UNIVERSAL CITY -- Ahman Green has no problem starting at the bottom. He started his NFL career as a wedge buster on the Seattle Seahawks' special teams in 1998, despite being a third-round draft pick. But his hard work led him to be a Pro Bowl running back, and he eventually racked up six 1,000-yard rushing seasons, including a career-high 1,883 yards for the Green Bay Packers in 2003.
Green's minor role in Rob Schneider's "Big Stan" in 2007 could be considered the Hollywood version of a wedge buster. But no role is too small -- a valuable lesson 20 current or former NFL players learned while participating in the first Pro Hollywood Boot Camp at Universal Studios this week.
Players including the Rams' Steven Jackson, the Ravens' Terrell Suggs and the Jets' D'Brickashaw Ferguson were given a crash course on the ins and outs of the movie industry -- from directing to lighting, acting and editing.
And while some players had an "Oh man, this seems pretty cool" look as they rubbed elbows with Eva Longoria and Felicity Huffman -- who took time away from their "Desperate Housewives" shoot in the neighboring lot to hang out with the fellas -- you could tell Green was serious about making this a second career.
Even if he has to start at the bottom again.
"It's everything I thought it would be," Green said. "I'm happy, just like I was in training camp with my helmet clicked, the smell of grass in the air and all of that. This is the same type of thing. I could do this for the rest of my life."
Green's interest in movies stems back to his childhood when his parents introduced him to horror movies like "Friday the 13th" and "A Nightmare on Elm Street." (I suppose we should pause to decide if Green's parents deserve a stern talking to, or consideration for best parents ever. I'm leaning toward the latter.)
Fewer movies scare him today. Most are either too hokey, or just not scary enough. So now he wants to write his own horror movie.
Nowadays, he watches behind-the-scenes features on DVDs, which allows him to break down the moviemaking process like he broke down film as a player. Books on screenwriting have become his new playbook.
Green won't share any of his pitches -- not that I can blame him for that.

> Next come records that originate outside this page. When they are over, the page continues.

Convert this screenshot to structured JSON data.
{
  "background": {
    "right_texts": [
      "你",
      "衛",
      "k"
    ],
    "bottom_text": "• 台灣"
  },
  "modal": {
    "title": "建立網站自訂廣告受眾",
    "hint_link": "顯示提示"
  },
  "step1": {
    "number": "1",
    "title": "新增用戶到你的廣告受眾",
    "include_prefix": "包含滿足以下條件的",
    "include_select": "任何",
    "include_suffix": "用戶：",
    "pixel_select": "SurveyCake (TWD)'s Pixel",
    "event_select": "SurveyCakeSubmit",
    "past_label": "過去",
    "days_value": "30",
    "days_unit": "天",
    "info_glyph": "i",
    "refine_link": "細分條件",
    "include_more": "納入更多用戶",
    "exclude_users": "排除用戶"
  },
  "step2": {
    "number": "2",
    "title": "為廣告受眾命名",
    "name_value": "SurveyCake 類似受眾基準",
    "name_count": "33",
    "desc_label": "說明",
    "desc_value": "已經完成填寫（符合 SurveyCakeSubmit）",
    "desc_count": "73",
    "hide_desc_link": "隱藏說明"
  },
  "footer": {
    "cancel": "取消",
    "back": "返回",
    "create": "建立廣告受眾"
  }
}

But he did say he has some werewolf/vampire pictures in mind, along with coming-of-age movies. He even finds himself waking up at night to jot down a note or an idea.
And while he loves the horror genre -- one of his favorite movies is "Alien" -- his true passion is comic books. Or more to the point, Batman (Green is a big fan).
"I love the way Christopher Nolan has taken him into that dark reality," Green said. "No negatives to Val Kilmer and George Clooney, but there are no more goofy colors, but rather a realness."
Green's dream gig is to be a part of the Batman storyline. DC Comics introduced Batwing in 2011 as part of Batman Incorporated and he was given his own graphic novel in the company's New 52 reboot (which Green is a huge fan of as he's already invested in over 10 titles). Green would relish a chance to bring him to the screen (though I would suggest pitching this as a TV series; I'd sign up to see it).
Or maybe he could play John Stewart of the Green Lantern story arc, if they ever revive that franchise.
"I have a friend of a friend who knows the director of the Green Lantern," Green said. "If I had to do that before Batman, I would do it. Or I would be willing to do anything, whether I'm a gaffer or a grip.
"I put the same effort into football, and I'll put the same effort into this."
Talk about it with Rank via Twitter or via Facebook. Also be sure to catch the latest "Dave Dameshek Football Program."